The EU and the IMF have been at the forefront of assisting the country in implementing economic reforms that that will reignite economic growth. The economic recovery measures have largely been focused on government spending cuts and the raising of taxes for purposes of stimulating the economy, while at the same time addressing the growing budget deficits. However, these measures have been too unpopular with the public and they have sometimes triggered widespread street protests and unrests.

All the same, Greece has continued to wade through the harsh economic conditions with all its hopes pegged on the EU. As such, the political establishment has agreed to implement most of the EU and IMF-sponsored economic policies albeit with repercussions that are hitting the populations hard.

The Consequences of New Taxation Regime

The increase of taxes was one of the main conditions that were set out by the EU, IMF and other foreign debt partners. Tax matters are extremely sensitive in any given country, especially during period of economic turmoil as it deprives the population the little that is left in their pockets. However, with little options left on the table amidst the biting economic crisis, Greece law makers finally summoned the courage to pass a new taxation law in the spirit of enhancing economic revival. A new law that was enacted in January 2013 effectively spread the 42% tax rate down the hierarchy of the tax brackets to those earning more than $56,000 annually.

The expanded taxation was extremely drastic considering that the previous tax regime applied a 45% tax rate on annual income exceeding $132,000. These tax rates are applicable to citizens and foreigners alike because Greece imposes taxes on any income earned from the country regardless of the origins of the income earner. Therefore, foreign employees and business establishments whose annual income falls above the $56,000 income tax bracket will surrender a greater portion of their income to the tax man. This will cause major gaps in household incomes of foreigners in Greece and may even destabilize livelihoods of these families.

Like any other foreigners abroad, foreign employees and businesses in Greece would want to send portions of their income back home. These international fund remittances are fundamental in supporting their families back home and even promoting the economies of their home countries. Unfortunately, the remittances are going to spiral because households will have less income at their disposal to save or send back home.

Are the Revenue Targets Realistic?

The Greek government is seeking to raise revenues in excess of $3.3 billion in 2013. This raises the question as to whether these targets are realistic considering the current economic conditions in the country. There is no question about the urgent need for Greece to shore up its income to meet its public obligations. However, the decision to raise taxes seems to be wiping out all the gains made in the past that were aimed at attracting and retaining foreign investments. To this end, the urgency of the economic situation seems to have taken precedence above anything else, yet some of the economic revival measures that are being adopted are absolutely untenable.

Wiping out the gains that were targeted at attracting foreign investments and expertise will particularly harm the country over the long term. This is because there will be capital flight as foreign investors will seek alternative investment destinations. Indeed, there is no doubt that some foreign businesses and investments will find it difficult to shoulder the impact of expanded direct taxation and dwindling market prospects at the same time.
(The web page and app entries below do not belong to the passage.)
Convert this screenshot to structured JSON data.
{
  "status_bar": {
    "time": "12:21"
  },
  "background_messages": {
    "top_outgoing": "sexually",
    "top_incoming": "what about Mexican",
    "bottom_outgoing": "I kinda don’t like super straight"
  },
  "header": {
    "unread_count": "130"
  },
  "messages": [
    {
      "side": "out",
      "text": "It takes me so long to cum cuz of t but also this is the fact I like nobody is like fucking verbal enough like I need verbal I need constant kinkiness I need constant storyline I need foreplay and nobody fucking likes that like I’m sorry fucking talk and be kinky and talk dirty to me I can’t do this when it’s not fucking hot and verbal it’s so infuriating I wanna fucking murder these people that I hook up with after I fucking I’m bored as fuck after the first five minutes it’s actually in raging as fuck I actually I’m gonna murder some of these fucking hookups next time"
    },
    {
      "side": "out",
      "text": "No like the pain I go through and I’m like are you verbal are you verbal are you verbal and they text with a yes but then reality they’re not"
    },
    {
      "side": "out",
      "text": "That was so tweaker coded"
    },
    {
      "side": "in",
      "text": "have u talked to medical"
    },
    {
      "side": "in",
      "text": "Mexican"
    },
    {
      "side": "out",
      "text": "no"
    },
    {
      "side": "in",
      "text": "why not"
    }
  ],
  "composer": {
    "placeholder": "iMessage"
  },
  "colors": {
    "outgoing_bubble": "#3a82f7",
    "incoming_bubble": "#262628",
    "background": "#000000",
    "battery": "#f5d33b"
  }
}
When taxation is raised by such magnitudes, then it follows that households will have less amount of money for spending at their disposal and this will reduce sales.

To this end, the solution lies more in need to pursue realistic revenue targets relative to the prevailing economic conditions. This will allow the government to impose reasonable taxes that will not destroy the country’s foreign investment profile.